Last offseason, the Spurs tried to do the backup point guard thing right.
Not long after the NBA lockout ended, the team signed T.J. Ford — a veteran, pass-first, traditional point guard straight out of central casting — to play behind All-Star Tony Parker.
And for all 14 games the former University of Texas star appeared in wearing silver and black, it worked.
When a spinal injury nudged Ford into early retirement, coach Gregg Popovich handed the backup job to Gary Neal, a converted shooting guard, and held his breath.
Eight months later, on the cusp of a new season, that’s exactly how the Spurs’ depth chart still stands.
“Somehow or another, we never end up with a pure point to back up,” Popovich said. “We have these guys we sort of push into it somehow or another.”
On a team that returns every major player from a squad that went 50-16 and made the Western Conference finals last season, backup point guard is the one spot that remains unsettled.
Neal would be Parker’s primary backup “if we had a regular-season game tomorrow,” Popovich said, but fan favorite Patty Mills and second-year player Cory Joseph remain in the mix.
The jockeying for the position continues tonight, as the Spurs play their second preseason game — and first against an NBA opponent — against Atlanta at the ATT Center.
“It’s a very competitive environment, and that’s what I love about it,” said Mills, an affable 26-year-old Australian who will miss tonight’s game with a sprained right ankle. “We come out here and go at each other really hard and make each other better. Then we go back in the locker room and laugh with each other.”
Neal was the first point guard off the bench in the Spurs’ preseason-opening win over Montepaschi Siena, ending with a team-high 11 points on 5-of-8 shooting.
He also logged two assists, made only one turnover and earned high marks for keeping the second-unit offense on track.
“He’s significantly better now at doing point guard-type things than he was last year,” Popovich said.
Score-first guards all, none of the candidates for the role of Parker’s backup would pass muster at the Steve Nash School of Pure Point-Guard Playing.
Mills’ claim to fame in his short time with the Spurs: Exploding for 61 points combined in the final two regular-season games last season.
Joseph, a 21-year-old former UT standout, spent much of last season in the Development League but made palpable strides in his shooting and ball-handling over the summer. He had 10 points, two assists and three steals in the preseason opener.

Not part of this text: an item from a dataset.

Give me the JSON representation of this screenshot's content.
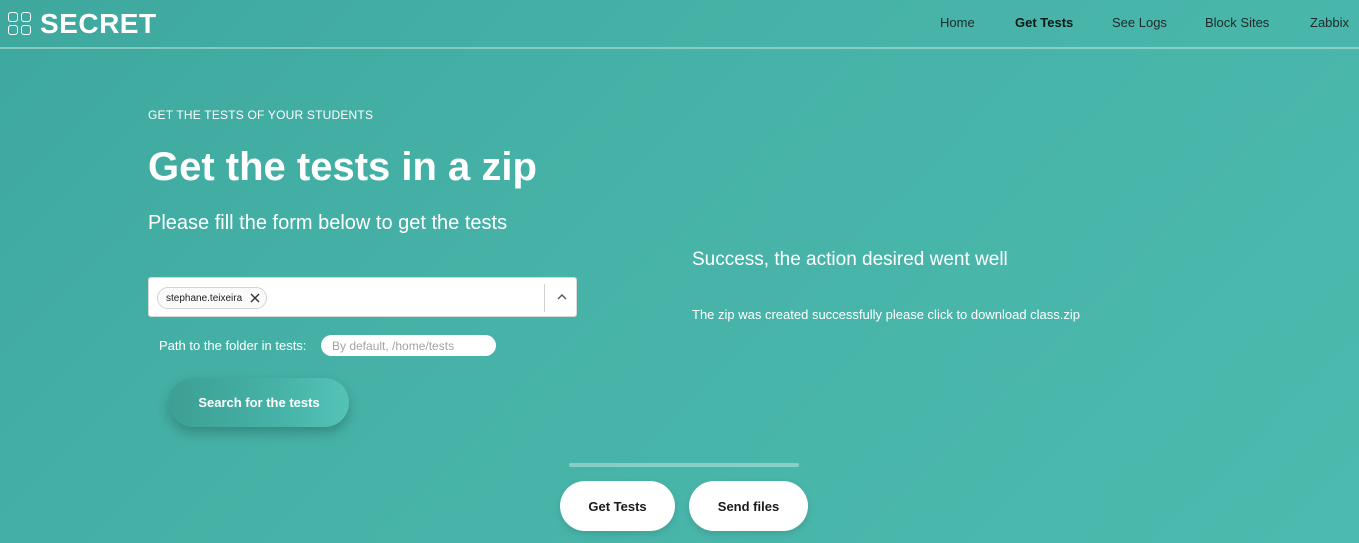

(Another one-time point guard hopeful, French rookie Nando De Colo, has seen most of his playing time so far at off guard.)
“They’re seriously fighting hard,” Parker said. “It’s going to be Pop’s decision, but all of them are working hard.”
Neal, who is entering his third NBA season at age 28, admits it took him awhile to grow comfortable as a point guard last season.
The fact that he had to replace Ford, a more conventional point guard, made the transition more difficult.
“My whole career, I’ve judged my game on how I shoot the ball and the points I score,” Neal said. “When you play the point, it’s not really about that.”
Like a baseball manager who will play a slugger out of position in order to get his bat in the lineup, Popovich used Neal at point to get his scoring in the rotation.
Despite the position change, Neal’s final numbers looked remarkably similar to those he posted during an All-Rookie campaign in 2010-11 — 9.1 points per game, 2.1 assists, 1.1 turnovers.
“For somebody who is such a prolific scorer and is so used to doing just that, it was a tough adjustment for him,” Popovich said.
“Under those circumstances, he did a great job of trying to figure out what we needed him to do.”
Though not quite out of central casting, Neal is doing his best to act the part.